### Work instruction:
Every line of the entries that holds the word "JSON" is to be copied.

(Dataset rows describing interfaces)
# # # #

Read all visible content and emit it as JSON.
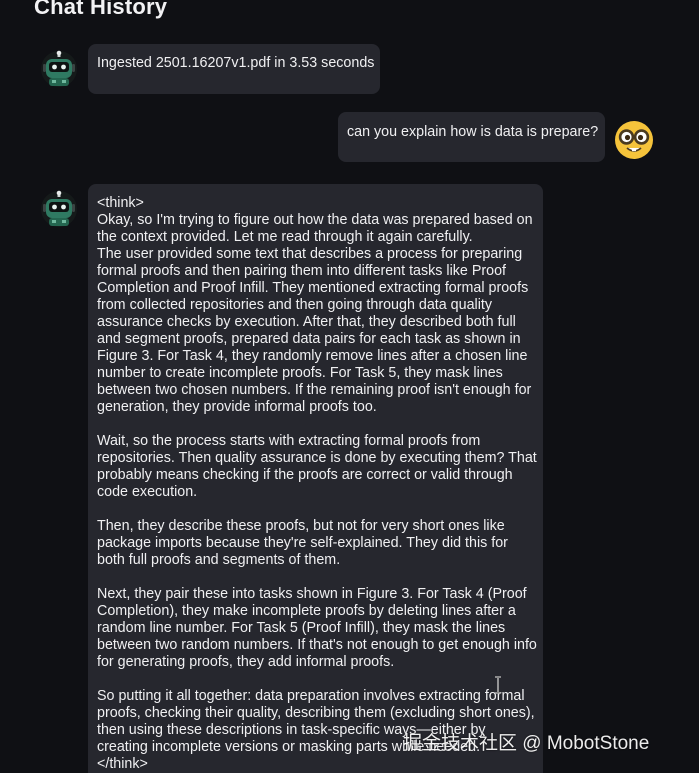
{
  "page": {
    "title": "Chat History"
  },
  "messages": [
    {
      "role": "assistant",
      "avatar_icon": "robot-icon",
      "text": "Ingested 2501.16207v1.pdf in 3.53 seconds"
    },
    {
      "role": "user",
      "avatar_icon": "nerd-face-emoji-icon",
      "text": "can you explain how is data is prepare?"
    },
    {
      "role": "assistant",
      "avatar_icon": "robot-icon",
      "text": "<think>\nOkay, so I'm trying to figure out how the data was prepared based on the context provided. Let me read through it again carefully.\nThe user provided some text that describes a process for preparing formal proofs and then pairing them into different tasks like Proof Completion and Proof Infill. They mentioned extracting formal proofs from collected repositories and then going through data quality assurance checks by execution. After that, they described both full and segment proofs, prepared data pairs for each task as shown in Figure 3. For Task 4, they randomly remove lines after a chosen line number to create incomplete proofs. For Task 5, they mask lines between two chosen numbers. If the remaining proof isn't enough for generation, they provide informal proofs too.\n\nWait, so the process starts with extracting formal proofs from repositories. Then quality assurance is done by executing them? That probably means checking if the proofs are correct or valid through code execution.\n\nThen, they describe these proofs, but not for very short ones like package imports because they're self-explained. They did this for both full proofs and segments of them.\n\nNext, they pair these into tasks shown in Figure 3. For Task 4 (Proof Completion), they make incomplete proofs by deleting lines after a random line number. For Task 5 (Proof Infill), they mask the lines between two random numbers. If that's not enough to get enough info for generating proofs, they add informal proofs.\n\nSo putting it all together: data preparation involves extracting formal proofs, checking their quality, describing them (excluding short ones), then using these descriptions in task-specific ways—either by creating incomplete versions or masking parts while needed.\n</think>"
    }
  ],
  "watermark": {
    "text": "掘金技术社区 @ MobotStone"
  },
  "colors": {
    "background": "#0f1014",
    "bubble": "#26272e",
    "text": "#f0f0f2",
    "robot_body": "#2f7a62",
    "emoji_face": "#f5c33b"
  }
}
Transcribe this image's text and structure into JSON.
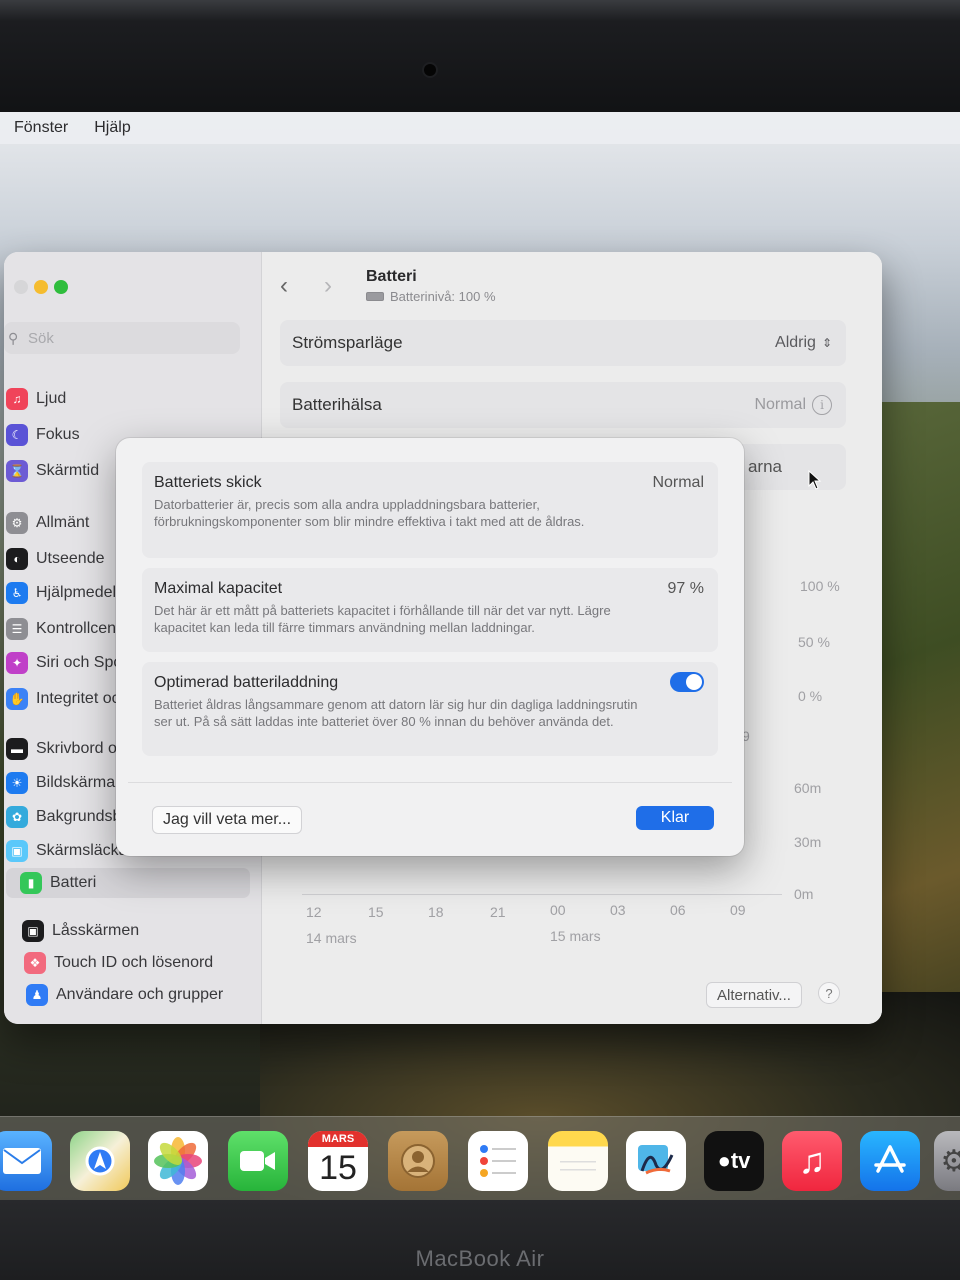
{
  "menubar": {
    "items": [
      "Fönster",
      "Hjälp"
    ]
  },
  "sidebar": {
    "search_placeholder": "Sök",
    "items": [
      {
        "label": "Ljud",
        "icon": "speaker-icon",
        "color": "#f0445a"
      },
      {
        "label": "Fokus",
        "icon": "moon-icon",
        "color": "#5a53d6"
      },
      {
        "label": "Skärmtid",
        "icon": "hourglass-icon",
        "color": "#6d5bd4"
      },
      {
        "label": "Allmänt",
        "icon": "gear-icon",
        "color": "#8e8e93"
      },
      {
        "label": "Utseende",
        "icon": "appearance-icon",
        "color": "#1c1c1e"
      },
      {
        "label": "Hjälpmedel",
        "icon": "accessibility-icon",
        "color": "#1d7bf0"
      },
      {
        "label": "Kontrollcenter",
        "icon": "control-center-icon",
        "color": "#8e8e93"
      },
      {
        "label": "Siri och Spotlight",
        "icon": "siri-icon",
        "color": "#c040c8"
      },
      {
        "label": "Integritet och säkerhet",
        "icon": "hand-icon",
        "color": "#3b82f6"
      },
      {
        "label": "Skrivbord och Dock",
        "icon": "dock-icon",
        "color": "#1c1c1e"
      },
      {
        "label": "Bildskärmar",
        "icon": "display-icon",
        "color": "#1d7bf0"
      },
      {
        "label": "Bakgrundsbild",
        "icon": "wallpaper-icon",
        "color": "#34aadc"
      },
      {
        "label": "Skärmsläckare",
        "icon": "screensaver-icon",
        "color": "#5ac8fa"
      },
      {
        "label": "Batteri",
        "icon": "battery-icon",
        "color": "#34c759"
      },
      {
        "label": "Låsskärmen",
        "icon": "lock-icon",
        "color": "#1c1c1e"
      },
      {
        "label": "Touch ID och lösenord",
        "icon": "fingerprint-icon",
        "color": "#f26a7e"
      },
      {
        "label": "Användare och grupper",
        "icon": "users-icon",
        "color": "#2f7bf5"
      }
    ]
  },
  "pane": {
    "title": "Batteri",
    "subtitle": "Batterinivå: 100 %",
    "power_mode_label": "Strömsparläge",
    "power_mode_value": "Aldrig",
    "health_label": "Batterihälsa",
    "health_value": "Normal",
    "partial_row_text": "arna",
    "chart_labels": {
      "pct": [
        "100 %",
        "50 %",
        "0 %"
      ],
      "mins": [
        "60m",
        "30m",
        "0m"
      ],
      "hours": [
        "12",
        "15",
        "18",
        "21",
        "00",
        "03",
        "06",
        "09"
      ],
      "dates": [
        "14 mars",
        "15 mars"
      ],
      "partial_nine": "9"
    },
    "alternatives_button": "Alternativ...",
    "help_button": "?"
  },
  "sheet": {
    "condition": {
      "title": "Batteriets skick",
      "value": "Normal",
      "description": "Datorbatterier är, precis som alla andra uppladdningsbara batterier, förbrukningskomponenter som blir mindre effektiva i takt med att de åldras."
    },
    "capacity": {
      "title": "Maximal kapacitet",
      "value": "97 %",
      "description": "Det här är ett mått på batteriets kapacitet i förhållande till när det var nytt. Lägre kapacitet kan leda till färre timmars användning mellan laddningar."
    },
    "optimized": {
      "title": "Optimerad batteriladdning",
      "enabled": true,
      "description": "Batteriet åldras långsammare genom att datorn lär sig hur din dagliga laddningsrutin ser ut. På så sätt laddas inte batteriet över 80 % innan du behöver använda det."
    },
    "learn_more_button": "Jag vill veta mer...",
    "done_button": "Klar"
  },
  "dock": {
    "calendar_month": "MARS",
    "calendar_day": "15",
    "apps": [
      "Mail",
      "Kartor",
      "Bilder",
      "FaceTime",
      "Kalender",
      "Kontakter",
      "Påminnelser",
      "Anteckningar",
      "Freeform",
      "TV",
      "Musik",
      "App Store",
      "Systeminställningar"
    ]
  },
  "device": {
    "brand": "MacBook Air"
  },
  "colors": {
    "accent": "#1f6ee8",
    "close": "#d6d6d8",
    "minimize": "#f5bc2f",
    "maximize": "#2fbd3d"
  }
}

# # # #

### Output for this exercise:
Read all visible content and emit it as JSON.
Transcribe this image's text and structure into JSON.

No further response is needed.